YOUR GOAL
Filter the entries below down to the lines that hold "icon".

WORKING DATA
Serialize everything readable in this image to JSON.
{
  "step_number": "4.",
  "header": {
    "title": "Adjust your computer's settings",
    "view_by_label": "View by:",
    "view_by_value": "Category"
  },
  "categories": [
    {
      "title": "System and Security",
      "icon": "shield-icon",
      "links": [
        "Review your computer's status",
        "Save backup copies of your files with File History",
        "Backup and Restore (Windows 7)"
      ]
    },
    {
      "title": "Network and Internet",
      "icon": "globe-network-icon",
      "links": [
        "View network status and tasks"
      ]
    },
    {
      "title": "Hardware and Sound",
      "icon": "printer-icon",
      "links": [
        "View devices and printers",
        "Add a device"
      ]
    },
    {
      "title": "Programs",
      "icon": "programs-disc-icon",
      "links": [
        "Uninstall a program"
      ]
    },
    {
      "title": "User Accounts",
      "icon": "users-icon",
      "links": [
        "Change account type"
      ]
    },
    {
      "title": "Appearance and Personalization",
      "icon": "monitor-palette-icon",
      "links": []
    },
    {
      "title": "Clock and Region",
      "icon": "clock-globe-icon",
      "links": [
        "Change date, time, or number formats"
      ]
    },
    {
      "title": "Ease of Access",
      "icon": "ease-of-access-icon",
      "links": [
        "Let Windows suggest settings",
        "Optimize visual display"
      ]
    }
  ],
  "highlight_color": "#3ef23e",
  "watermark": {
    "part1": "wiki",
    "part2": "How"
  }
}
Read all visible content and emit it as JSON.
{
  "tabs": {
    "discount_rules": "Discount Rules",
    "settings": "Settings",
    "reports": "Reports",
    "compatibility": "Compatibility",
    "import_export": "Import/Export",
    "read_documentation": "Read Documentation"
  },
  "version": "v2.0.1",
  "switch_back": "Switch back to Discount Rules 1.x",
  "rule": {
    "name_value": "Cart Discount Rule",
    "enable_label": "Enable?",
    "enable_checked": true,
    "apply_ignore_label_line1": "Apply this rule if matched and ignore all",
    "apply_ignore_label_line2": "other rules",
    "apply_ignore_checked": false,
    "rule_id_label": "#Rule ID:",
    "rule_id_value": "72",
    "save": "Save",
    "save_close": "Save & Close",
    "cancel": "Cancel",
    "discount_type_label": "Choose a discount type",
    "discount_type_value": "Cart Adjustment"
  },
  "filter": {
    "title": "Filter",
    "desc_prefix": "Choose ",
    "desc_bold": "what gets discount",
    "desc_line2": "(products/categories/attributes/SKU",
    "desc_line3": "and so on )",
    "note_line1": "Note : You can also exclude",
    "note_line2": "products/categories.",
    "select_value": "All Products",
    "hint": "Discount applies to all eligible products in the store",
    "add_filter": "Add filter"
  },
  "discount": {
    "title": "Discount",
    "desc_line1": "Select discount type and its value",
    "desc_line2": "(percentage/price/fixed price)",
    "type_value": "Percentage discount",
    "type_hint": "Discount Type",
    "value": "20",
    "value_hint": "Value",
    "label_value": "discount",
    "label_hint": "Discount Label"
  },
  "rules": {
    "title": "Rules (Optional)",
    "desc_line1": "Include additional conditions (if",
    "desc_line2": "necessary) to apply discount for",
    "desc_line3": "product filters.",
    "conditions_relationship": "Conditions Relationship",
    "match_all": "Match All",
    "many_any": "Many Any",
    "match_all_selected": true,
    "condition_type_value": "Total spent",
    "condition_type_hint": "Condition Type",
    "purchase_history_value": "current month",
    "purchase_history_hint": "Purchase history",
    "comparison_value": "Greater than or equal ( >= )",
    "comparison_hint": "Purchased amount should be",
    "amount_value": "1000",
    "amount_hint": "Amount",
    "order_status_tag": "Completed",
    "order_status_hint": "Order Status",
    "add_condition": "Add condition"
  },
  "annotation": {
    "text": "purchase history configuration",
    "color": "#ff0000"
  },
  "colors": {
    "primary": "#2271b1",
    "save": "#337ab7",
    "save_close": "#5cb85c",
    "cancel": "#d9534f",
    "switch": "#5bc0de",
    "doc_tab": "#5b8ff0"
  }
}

COMPLETED EXERCISE
      "icon": "shield-icon",
      "icon": "globe-network-icon",
      "icon": "printer-icon",
      "icon": "programs-disc-icon",
      "icon": "users-icon",
      "icon": "monitor-palette-icon",
      "icon": "clock-globe-icon",
      "icon": "ease-of-access-icon",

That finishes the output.